==== RECORDED DATA ====

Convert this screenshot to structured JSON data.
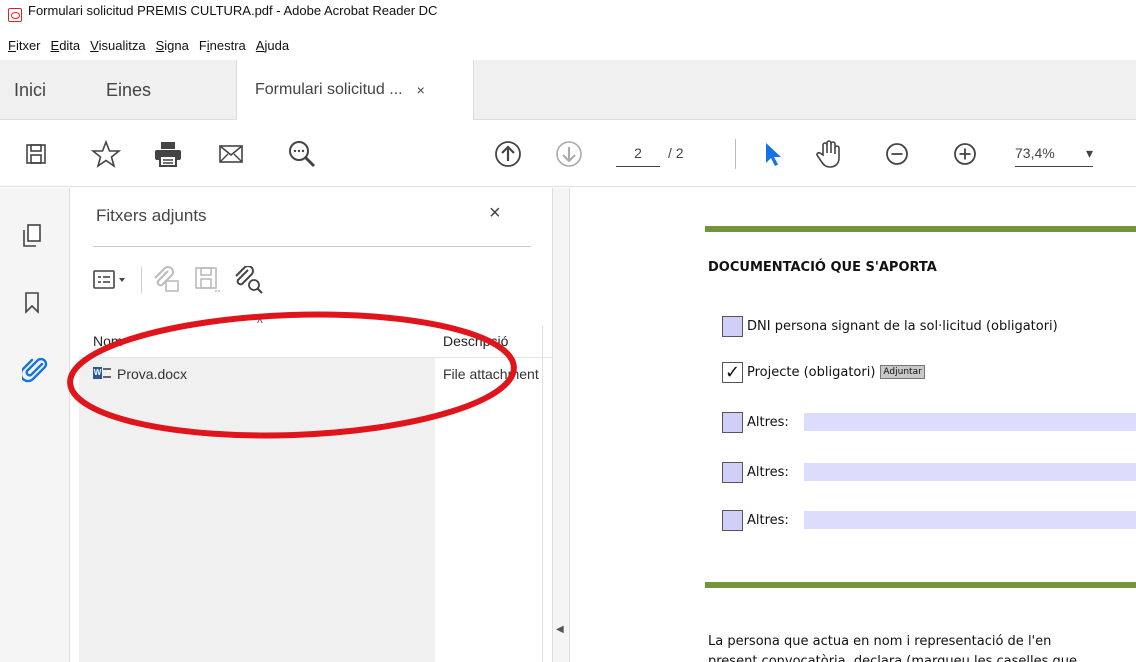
{
  "window": {
    "title": "Formulari solicitud PREMIS CULTURA.pdf - Adobe Acrobat Reader DC"
  },
  "menu": {
    "items": [
      "Fitxer",
      "Edita",
      "Visualitza",
      "Signa",
      "Finestra",
      "Ajuda"
    ],
    "mnemonics": [
      "F",
      "E",
      "V",
      "S",
      "i",
      "A"
    ]
  },
  "tabs": {
    "home": "Inici",
    "tools": "Eines",
    "document": "Formulari solicitud ...",
    "close": "×"
  },
  "toolbar": {
    "current_page": "2",
    "total_pages": "/ 2",
    "zoom": "73,4%",
    "zoom_arrow": "▾"
  },
  "attachments_panel": {
    "title": "Fitxers adjunts",
    "close": "×",
    "columns": {
      "name": "Nom",
      "description": "Descripció",
      "sort_indicator": "^"
    },
    "files": [
      {
        "name": "Prova.docx",
        "description": "File attachment"
      }
    ]
  },
  "document": {
    "heading": "DOCUMENTACIÓ QUE S'APORTA",
    "checklist": [
      {
        "label": "DNI persona signant de la sol·licitud (obligatori)",
        "checked": false
      },
      {
        "label": "Projecte (obligatori)",
        "checked": true,
        "button": "Adjuntar"
      },
      {
        "label": "Altres:",
        "checked": false
      },
      {
        "label": "Altres:",
        "checked": false
      },
      {
        "label": "Altres:",
        "checked": false
      }
    ],
    "check_mark": "✓",
    "paragraph_line1": "La persona que actua en nom i representació de l'en",
    "paragraph_line2": "present convocatòria, declara (marqueu les caselles que"
  },
  "annotation": {
    "color": "#e0151b"
  }
}
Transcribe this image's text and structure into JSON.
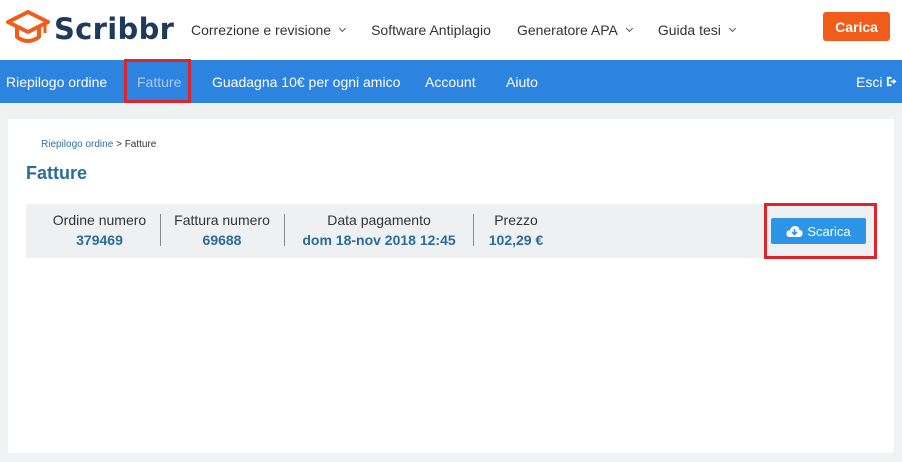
{
  "brand": {
    "name": "Scribbr",
    "color": "#1f3a5a",
    "accent": "#f25c1a"
  },
  "topnav": [
    {
      "label": "Correzione e revisione",
      "dropdown": true
    },
    {
      "label": "Software Antiplagio",
      "dropdown": false
    },
    {
      "label": "Generatore APA",
      "dropdown": true
    },
    {
      "label": "Guida tesi",
      "dropdown": true
    }
  ],
  "upload_label": "Carica",
  "subnav": {
    "items": [
      "Riepilogo ordine",
      "Fatture",
      "Guadagna 10€ per ogni amico",
      "Account",
      "Aiuto"
    ],
    "active": "Fatture",
    "logout_label": "Esci",
    "color": "#2d83e0"
  },
  "breadcrumb": {
    "parent": "Riepilogo ordine",
    "separator": ">",
    "current": "Fatture"
  },
  "page_title": "Fatture",
  "invoice": {
    "order_label": "Ordine numero",
    "order_value": "379469",
    "invoice_label": "Fattura numero",
    "invoice_value": "69688",
    "date_label": "Data pagamento",
    "date_value": "dom 18-nov 2018 12:45",
    "price_label": "Prezzo",
    "price_value": "102,29 €"
  },
  "download_label": "Scarica",
  "highlight_color": "#d9262d"
}
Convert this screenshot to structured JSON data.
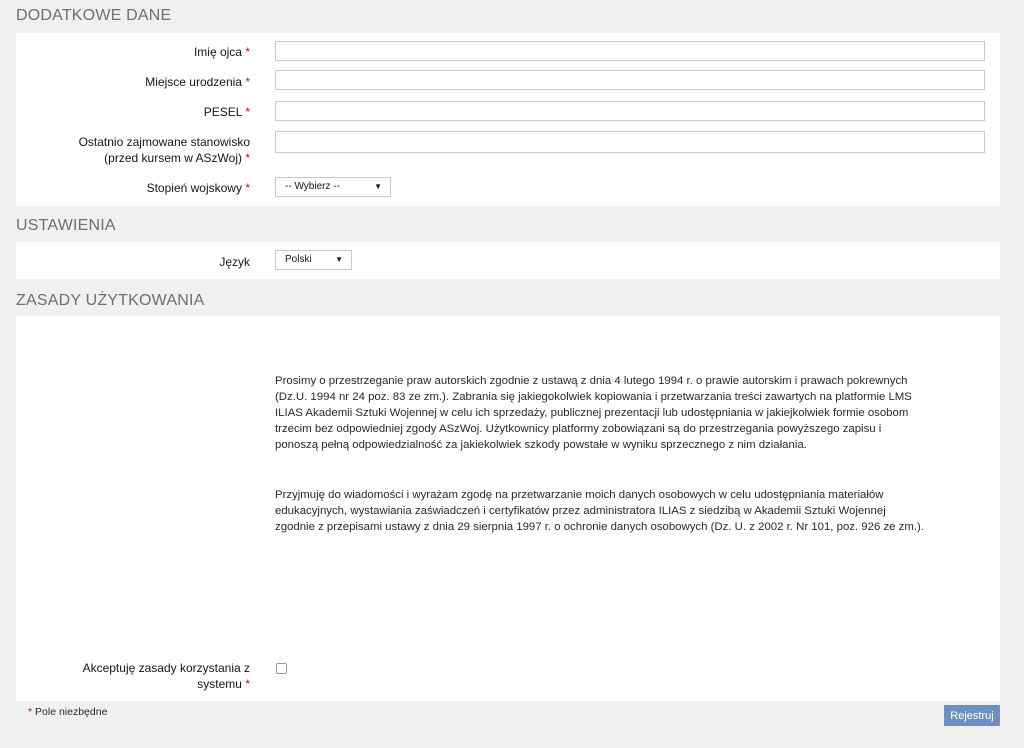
{
  "sections": {
    "extra": "DODATKOWE DANE",
    "settings": "USTAWIENIA",
    "terms": "ZASADY UŻYTKOWANIA"
  },
  "fields": {
    "father_name": {
      "label": "Imię ojca",
      "required": "*",
      "value": ""
    },
    "birthplace": {
      "label": "Miejsce urodzenia",
      "required": "*",
      "value": ""
    },
    "pesel": {
      "label": "PESEL",
      "required": "*",
      "value": ""
    },
    "last_position": {
      "label_line1": "Ostatnio zajmowane stanowisko",
      "label_line2": "(przed kursem w ASzWoj)",
      "required": "*",
      "value": ""
    },
    "rank": {
      "label": "Stopień wojskowy",
      "required": "*",
      "selected": "-- Wybierz --"
    }
  },
  "settings": {
    "language_label": "Język",
    "language_selected": "Polski"
  },
  "terms": {
    "paragraph1_lines": [
      "Prosimy o przestrzeganie praw autorskich zgodnie z ustawą z dnia 4 lutego 1994 r. o prawie autorskim i prawach pokrewnych",
      "(Dz.U. 1994 nr 24 poz. 83 ze zm.). Zabrania się jakiegokolwiek kopiowania i przetwarzania treści zawartych na platformie LMS",
      "ILIAS Akademii Sztuki Wojennej w celu ich sprzedaży, publicznej prezentacji lub udostępniania w jakiejkolwiek formie osobom",
      "trzecim bez odpowiedniej zgody ASzWoj. Użytkownicy platformy zobowiązani są do przestrzegania powyższego zapisu i",
      "ponoszą pełną odpowiedzialność za jakiekolwiek szkody powstałe w wyniku sprzecznego z nim działania."
    ],
    "paragraph2_lines": [
      "Przyjmuję do wiadomości i wyrażam zgodę na przetwarzanie moich danych osobowych w celu udostępniania materiałów",
      "edukacyjnych, wystawiania zaświadczeń i certyfikatów przez administratora ILIAS z siedzibą w Akademii Sztuki Wojennej",
      "zgodnie z przepisami ustawy z dnia 29 sierpnia 1997 r. o ochronie danych osobowych (Dz. U. z 2002 r. Nr 101, poz. 926 ze zm.)."
    ],
    "accept_label_line1": "Akceptuję zasady korzystania z",
    "accept_label_line2": "systemu",
    "required": "*",
    "accepted": false
  },
  "footer": {
    "required_marker": "*",
    "required_note": "Pole niezbędne",
    "submit_label": "Rejestruj"
  },
  "colors": {
    "background": "#f0f0f0",
    "panel": "#ffffff",
    "required": "#c81010",
    "submit_button": "#6f8fbf"
  },
  "icons": {
    "dropdown": "caret-down-icon"
  }
}
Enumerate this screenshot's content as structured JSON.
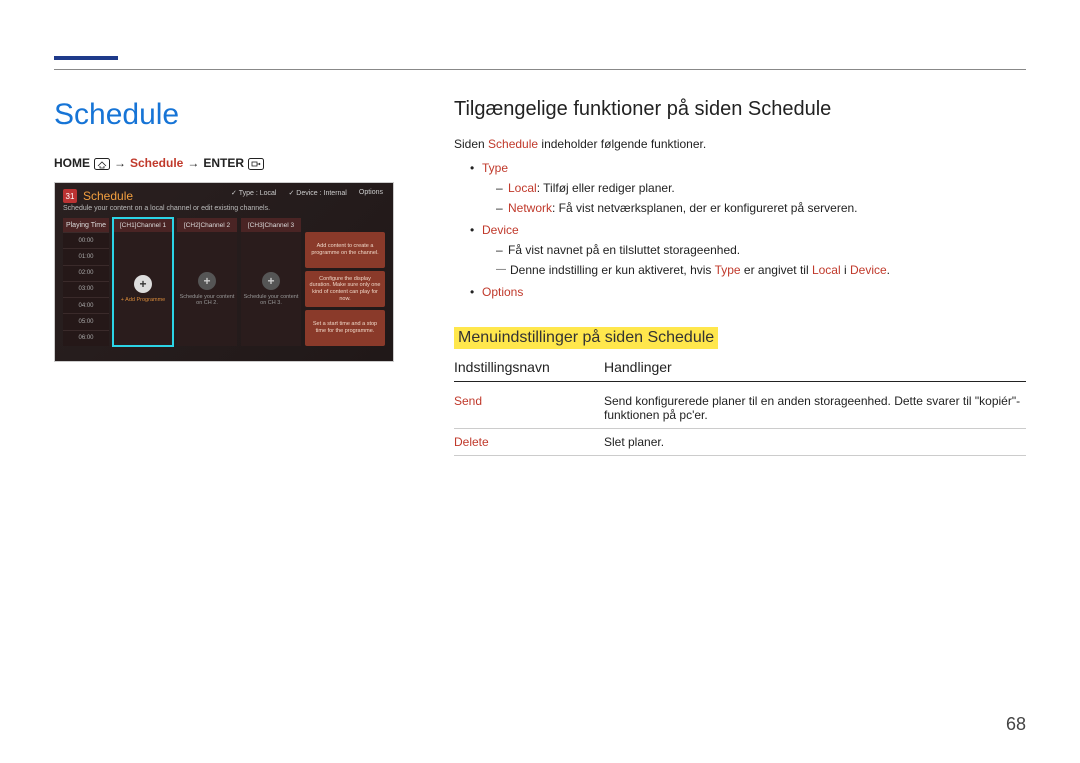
{
  "page_number": "68",
  "left": {
    "title": "Schedule",
    "breadcrumb": {
      "part1": "HOME",
      "part2": "Schedule",
      "part3": "ENTER",
      "arrow": "→"
    },
    "screenshot": {
      "title": "Schedule",
      "subtitle": "Schedule your content on a local channel or edit existing channels.",
      "calendar_day": "31",
      "playing_time_label": "Playing Time",
      "top_right": {
        "type_label": "Type : Local",
        "device_label": "Device : Internal",
        "options_label": "Options"
      },
      "times": [
        "00:00",
        "01:00",
        "02:00",
        "03:00",
        "04:00",
        "05:00",
        "06:00"
      ],
      "channels": [
        {
          "name": "[CH1]Channel 1",
          "label": "+ Add Programme",
          "selected": true
        },
        {
          "name": "[CH2]Channel 2",
          "label": "Schedule your content on CH 2.",
          "selected": false
        },
        {
          "name": "[CH3]Channel 3",
          "label": "Schedule your content on CH 3.",
          "selected": false
        }
      ],
      "cards": [
        "Add content to create a programme on the channel.",
        "Configure the display duration. Make sure only one kind of content can play for now.",
        "Set a start time and a stop time for the programme."
      ]
    }
  },
  "right": {
    "h2": "Tilgængelige funktioner på siden Schedule",
    "intro_prefix": "Siden ",
    "intro_highlight": "Schedule",
    "intro_suffix": " indeholder følgende funktioner.",
    "type": {
      "label": "Type",
      "local_label": "Local",
      "local_text": ": Tilføj eller rediger planer.",
      "network_label": "Network",
      "network_text": ": Få vist netværksplanen, der er konfigureret på serveren."
    },
    "device": {
      "label": "Device",
      "line1": "Få vist navnet på en tilsluttet storageenhed.",
      "note_prefix": "Denne indstilling er kun aktiveret, hvis ",
      "note_mid": " er angivet til ",
      "note_in": " i ",
      "note_end": ".",
      "note_type": "Type",
      "note_local": "Local",
      "note_device": "Device"
    },
    "options_label": "Options",
    "h3": "Menuindstillinger på siden Schedule",
    "table": {
      "col1": "Indstillingsnavn",
      "col2": "Handlinger",
      "rows": [
        {
          "name": "Send",
          "action": "Send konfigurerede planer til en anden storageenhed. Dette svarer til \"kopiér\"-funktionen på pc'er."
        },
        {
          "name": "Delete",
          "action": "Slet planer."
        }
      ]
    }
  }
}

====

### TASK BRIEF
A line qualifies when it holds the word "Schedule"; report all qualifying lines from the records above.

### WRITTEN RESPONSE
    "title": "Schedule",
      "part2": "Schedule",
      "title": "Schedule",
      "subtitle": "Schedule your content on a local channel or edit existing channels.",
          "label": "Schedule your content on CH 2.",
          "label": "Schedule your content on CH 3.",
    "h2": "Tilgængelige funktioner på siden Schedule",
    "intro_highlight": "Schedule",
    "h3": "Menuindstillinger på siden Schedule",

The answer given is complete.